United States District Court, D. Arizona
May 21, 2014
GoDaddy.com LLC, Plaintiff,
RPost Communications Limited, et al., Defendants.
JAMES A. TEILBORG, Senior District Judge.
Pending before the Court is Defendants' motion to seal its motion to dismiss, filed as Doc. 33 and captioned as "Defendants' Motion to Seal (I) Defendants RPost International Limited's and RMail Limited's Motion to Dismiss Counts II-XII of the Complaint Under Fed.R.Civ.P. 12(b)(1), (II) Declaration of Zafar Khan in Support Thereof, and (III) Exhibits A and B to the Khan Declaration Pursuant to LRCiv 5.6" (the "Motion"). The Court now rules on the Motion.
I. Legal Standard
The Ninth Circuit Court of Appeals has recognized "a strong presumption in favor of access to court records." Foltz v. State Farm Mut. Auto. Ins. Co., 331 F.3d 1122, 1135 (9th Cir. 2003). The public has a general right of access "to inspect and copy... judicial records and documents, " Nixon v. Warner Commc'ns, Inc., 435 U.S. 589, 597 (1978), which "extends to pretrial documents filed in civil cases." Foltz, 331 F.3d at 1134. The only exceptions are those documents that have "traditionally been kept secret for important policy reasons, " namely grand jury transcript and certain warrant materials. See Kamakana v. City & Cnty. of Honolulu, 447 F.3d 1172, 1178 (9th Cir. 2006).
Because of the strong presumption in favor of access to court records, a party seeking to seal a judicial record "bears the burden of overcoming this strong presumption by meeting the compelling reasons' standard." Id. That party must "articulate compelling reasons supported by specific factual findings that outweigh the general history of access and the public policies favoring disclosure, such as the public interest in understanding the judicial process." Id. at 1178-79 (internal quotation marks and citations omitted). A court deciding to seal judicial records must "base its decision on a compelling reason and articulate the factual basis for its ruling, without relying on hypothesis or conjecture." Id. at 1179 (quoting Hagestad v. Tragesser, 49 F.3d 1430, 1434 (9th Cir. 1995)).
"In general, compelling reasons' sufficient to outweigh the public's interest in disclosure and justify sealing court records exist when such court files might have become a vehicle for improper purposes, ' such as the use of records to gratify private spite, promote public scandal, circulate libelous statements, or release trade secrets." Id. (quoting Nixon, 435 U.S. at 598). "The mere fact that the production of records may lead to a litigant's embarrassment, incrimination, or exposure to further litigation will not, without more, compel the court to seal its records." Id.

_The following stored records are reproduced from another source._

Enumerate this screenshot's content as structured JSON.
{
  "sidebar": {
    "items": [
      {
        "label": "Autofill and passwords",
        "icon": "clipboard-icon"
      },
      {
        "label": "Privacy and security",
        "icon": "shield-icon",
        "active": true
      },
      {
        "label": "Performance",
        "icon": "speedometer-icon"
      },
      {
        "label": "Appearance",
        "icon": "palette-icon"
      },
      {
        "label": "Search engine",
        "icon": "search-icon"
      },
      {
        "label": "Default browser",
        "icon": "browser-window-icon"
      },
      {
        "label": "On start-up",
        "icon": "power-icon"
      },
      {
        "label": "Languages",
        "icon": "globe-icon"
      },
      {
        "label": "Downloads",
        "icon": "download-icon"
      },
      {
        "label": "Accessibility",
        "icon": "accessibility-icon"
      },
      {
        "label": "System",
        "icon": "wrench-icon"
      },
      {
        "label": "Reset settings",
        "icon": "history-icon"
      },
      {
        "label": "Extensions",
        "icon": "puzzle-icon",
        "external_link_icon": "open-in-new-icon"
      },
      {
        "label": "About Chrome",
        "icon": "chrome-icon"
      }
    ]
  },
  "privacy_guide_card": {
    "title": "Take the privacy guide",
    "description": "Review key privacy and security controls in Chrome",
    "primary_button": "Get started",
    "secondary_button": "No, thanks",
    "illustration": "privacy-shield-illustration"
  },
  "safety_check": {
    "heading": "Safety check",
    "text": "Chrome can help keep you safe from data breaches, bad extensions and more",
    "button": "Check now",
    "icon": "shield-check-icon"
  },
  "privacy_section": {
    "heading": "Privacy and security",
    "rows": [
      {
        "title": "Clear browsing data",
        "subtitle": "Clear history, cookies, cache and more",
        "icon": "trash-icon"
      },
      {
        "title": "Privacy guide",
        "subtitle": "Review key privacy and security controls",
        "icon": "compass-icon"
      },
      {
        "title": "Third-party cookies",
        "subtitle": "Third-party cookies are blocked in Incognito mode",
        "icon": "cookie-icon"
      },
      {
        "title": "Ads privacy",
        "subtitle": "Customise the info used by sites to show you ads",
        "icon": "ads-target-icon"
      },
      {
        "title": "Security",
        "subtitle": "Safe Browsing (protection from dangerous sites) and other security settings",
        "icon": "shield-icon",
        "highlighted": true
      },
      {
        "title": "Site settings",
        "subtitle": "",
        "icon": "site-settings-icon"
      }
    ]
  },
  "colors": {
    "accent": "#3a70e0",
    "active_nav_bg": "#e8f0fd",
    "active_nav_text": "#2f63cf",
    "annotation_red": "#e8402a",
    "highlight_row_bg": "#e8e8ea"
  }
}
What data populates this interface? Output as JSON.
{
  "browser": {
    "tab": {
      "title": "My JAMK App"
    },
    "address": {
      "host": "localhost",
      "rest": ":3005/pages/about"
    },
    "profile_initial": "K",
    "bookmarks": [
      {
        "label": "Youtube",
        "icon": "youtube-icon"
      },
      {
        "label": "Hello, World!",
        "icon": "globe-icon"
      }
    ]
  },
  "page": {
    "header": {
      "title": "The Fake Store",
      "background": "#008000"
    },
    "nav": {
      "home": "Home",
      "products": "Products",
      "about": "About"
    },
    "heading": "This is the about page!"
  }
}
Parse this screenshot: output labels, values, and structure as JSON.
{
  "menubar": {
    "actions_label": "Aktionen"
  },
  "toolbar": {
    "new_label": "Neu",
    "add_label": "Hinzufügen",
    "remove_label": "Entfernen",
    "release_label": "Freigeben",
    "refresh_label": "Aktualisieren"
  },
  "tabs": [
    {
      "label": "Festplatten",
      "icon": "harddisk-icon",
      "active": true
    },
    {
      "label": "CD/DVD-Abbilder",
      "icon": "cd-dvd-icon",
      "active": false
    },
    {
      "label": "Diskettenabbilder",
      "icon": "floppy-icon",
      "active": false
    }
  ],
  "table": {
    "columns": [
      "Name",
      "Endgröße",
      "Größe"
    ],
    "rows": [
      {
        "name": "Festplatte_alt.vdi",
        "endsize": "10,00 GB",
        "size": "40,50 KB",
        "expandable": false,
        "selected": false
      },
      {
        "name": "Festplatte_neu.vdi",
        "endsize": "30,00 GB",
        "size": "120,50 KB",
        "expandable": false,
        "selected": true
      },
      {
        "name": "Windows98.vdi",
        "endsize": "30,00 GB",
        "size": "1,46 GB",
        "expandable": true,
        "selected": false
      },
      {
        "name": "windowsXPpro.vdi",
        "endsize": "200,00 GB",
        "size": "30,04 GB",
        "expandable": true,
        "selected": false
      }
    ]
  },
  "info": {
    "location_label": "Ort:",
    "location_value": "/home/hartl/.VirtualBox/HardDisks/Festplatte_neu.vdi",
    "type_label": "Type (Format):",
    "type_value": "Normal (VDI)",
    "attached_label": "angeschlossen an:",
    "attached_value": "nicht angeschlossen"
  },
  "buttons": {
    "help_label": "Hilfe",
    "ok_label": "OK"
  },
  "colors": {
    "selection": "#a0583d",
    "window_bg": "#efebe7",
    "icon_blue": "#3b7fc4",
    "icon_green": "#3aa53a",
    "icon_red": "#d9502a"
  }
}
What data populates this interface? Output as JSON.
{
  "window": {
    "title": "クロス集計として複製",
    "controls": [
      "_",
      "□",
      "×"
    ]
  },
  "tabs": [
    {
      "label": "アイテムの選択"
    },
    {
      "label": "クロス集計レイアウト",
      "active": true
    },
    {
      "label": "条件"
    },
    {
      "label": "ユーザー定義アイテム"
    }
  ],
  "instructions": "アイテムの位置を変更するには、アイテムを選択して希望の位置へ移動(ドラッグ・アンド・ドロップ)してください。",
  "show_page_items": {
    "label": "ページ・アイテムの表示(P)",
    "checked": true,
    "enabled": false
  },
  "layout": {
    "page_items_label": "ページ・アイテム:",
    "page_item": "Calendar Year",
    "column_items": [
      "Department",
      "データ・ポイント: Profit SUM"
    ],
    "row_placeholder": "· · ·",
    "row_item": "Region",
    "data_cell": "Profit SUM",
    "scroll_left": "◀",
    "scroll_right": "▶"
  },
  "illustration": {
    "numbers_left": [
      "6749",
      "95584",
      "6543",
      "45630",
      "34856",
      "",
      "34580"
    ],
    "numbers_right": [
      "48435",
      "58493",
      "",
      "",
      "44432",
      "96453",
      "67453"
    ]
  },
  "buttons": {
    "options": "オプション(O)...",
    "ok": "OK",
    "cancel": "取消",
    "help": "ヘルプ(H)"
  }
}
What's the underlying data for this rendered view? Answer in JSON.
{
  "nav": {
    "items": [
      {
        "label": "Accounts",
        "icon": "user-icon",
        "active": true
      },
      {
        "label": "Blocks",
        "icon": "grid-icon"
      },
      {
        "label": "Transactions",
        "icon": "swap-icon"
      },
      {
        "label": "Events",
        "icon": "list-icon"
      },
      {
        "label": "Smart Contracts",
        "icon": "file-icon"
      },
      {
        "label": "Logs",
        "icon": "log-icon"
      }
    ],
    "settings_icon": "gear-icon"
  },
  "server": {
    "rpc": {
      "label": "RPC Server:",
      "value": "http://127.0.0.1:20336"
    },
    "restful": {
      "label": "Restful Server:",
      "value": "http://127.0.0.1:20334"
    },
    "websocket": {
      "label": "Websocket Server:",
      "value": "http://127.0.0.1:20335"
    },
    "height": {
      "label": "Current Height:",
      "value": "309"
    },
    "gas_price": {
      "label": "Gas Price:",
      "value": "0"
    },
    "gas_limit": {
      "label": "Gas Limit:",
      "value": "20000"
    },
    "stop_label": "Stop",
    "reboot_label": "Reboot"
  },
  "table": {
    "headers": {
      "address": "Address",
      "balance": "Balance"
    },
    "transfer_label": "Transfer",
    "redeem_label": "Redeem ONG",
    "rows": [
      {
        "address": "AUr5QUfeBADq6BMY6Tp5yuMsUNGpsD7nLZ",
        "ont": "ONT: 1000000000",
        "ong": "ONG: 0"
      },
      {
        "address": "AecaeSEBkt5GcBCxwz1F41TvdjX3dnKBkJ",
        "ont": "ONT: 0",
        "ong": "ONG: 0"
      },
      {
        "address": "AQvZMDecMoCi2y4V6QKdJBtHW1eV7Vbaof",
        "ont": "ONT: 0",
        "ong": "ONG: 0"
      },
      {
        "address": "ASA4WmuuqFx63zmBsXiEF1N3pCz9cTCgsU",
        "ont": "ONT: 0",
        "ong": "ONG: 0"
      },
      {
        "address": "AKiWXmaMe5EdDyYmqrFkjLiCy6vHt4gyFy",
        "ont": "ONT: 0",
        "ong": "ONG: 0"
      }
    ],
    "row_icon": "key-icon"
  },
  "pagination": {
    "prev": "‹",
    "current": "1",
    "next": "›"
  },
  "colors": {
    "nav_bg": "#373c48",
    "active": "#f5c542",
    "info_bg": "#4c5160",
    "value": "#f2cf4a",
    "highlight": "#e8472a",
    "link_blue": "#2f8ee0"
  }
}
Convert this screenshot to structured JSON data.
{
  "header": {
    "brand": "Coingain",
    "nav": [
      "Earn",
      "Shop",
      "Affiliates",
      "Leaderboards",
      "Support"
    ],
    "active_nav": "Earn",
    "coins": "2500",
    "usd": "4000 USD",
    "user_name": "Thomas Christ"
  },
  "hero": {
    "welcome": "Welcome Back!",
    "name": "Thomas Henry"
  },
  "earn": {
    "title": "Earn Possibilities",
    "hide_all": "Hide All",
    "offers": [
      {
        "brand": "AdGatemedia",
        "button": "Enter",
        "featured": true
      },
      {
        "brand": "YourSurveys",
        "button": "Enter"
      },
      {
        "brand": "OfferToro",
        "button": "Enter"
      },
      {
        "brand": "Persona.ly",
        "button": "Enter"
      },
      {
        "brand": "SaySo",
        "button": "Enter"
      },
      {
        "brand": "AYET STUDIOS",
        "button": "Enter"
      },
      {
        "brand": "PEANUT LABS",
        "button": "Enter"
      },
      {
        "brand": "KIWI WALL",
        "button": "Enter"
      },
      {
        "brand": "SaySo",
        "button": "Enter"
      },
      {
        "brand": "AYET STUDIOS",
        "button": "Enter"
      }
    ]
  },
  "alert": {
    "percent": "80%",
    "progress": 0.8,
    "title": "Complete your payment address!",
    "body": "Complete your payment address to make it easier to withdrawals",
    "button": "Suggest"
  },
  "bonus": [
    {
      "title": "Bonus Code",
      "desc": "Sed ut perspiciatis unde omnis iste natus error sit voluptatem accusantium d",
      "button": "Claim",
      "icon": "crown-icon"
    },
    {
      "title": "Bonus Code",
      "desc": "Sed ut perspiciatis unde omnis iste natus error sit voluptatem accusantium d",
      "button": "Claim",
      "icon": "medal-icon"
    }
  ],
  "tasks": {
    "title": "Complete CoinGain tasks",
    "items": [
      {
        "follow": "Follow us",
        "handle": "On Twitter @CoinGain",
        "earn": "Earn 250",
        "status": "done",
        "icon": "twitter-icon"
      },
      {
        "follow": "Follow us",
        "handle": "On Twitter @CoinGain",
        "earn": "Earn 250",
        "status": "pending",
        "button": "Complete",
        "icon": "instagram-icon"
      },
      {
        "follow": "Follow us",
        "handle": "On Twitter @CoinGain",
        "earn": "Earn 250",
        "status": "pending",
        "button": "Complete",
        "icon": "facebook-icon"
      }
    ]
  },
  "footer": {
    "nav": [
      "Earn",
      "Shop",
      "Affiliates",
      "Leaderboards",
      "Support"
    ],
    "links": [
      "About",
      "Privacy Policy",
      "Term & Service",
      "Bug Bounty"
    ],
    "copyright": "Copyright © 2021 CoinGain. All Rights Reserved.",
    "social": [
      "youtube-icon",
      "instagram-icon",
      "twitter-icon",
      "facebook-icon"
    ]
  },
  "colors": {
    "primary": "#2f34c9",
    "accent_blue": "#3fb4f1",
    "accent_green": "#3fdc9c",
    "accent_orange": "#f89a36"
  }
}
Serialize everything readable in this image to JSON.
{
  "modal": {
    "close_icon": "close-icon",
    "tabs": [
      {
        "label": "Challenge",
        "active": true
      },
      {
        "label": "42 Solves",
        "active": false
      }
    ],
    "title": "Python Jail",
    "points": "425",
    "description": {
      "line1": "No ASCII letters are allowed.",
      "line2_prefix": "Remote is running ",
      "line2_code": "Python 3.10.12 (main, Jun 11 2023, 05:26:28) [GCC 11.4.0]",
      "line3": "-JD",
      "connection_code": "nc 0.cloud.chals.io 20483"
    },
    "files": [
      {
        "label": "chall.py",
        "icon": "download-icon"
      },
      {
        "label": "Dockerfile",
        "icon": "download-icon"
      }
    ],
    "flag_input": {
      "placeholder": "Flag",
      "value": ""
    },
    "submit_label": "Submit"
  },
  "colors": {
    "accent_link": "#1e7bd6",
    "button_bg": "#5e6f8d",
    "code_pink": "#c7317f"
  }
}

Accordingly, a party's allegations that material is "confidential" or "business information" are insufficient to justify sealing court records containing such material unless the party proves the existence of compelling reasons such as those set forth in Kamakana. Krause v. Nev. Mut. Ins. Co., 2013 WL 3776146, at *5 (D. Nev. July 16, 2013) (citing Kamakana, 447 F.3d at 1179). Moreover, because "confidentiality alone does not transform business information into a trade secret, " a party alleging trade secret protection as a basis for sealing court records must show that the business information is in fact a trade secret. St. Clair v. Nellcor Puritan Bennett LLC, 2011 WL 5335559, at *2 (D. Ariz. Nov. 7, 2011). Thus, only in extremely limited circumstances will confidential information actually merit the sealing of court records. See Kamakana, 447 F.3d at 1182 (finding that conclusory statements about the content of documents did not provide "compelling reasons sufficiently specific to bar the public access to the documents").
Defendants' sole basis for sealing their motion to dismiss is "because (i) the Khan Declaration and Exhibits A and B thereto contain Defendants' highly-confidential information and (ii) the Motion to Dismiss, which relies on the Khan Declaration and Exhibits A and B, includes therein much of this highly-confidential information." (Doc. 33 at 2). Defendants do not elaborate as to the nature of this "highly-confidential information, " and have not met their burden of proving compelling reasons exist for sealing.
For the foregoing reasons,
IT IS ORDERED denying Defendants' Motion to Seal (Doc. 33).
IT IS FURTHER ORDERED striking Defendants RPost International Limited's and RMail Limited's Motion to Dismiss Counts II-XII of the Complaint Under Fed.R.Civ.P. 12(b)(1) (currently lodged as Doc. 34) and Defendants' Proposed Additional Attachments to Main Document (currently lodged as Doc. 36). Docs. 34 & 36 shall remain under seal.
IT IS FURTHER ORDERED that on or before May 22, 2014 Defendants shall file an Answer or other responsive pleading addressing those counts that were addressed in the now-stricken motion at Doc. 34.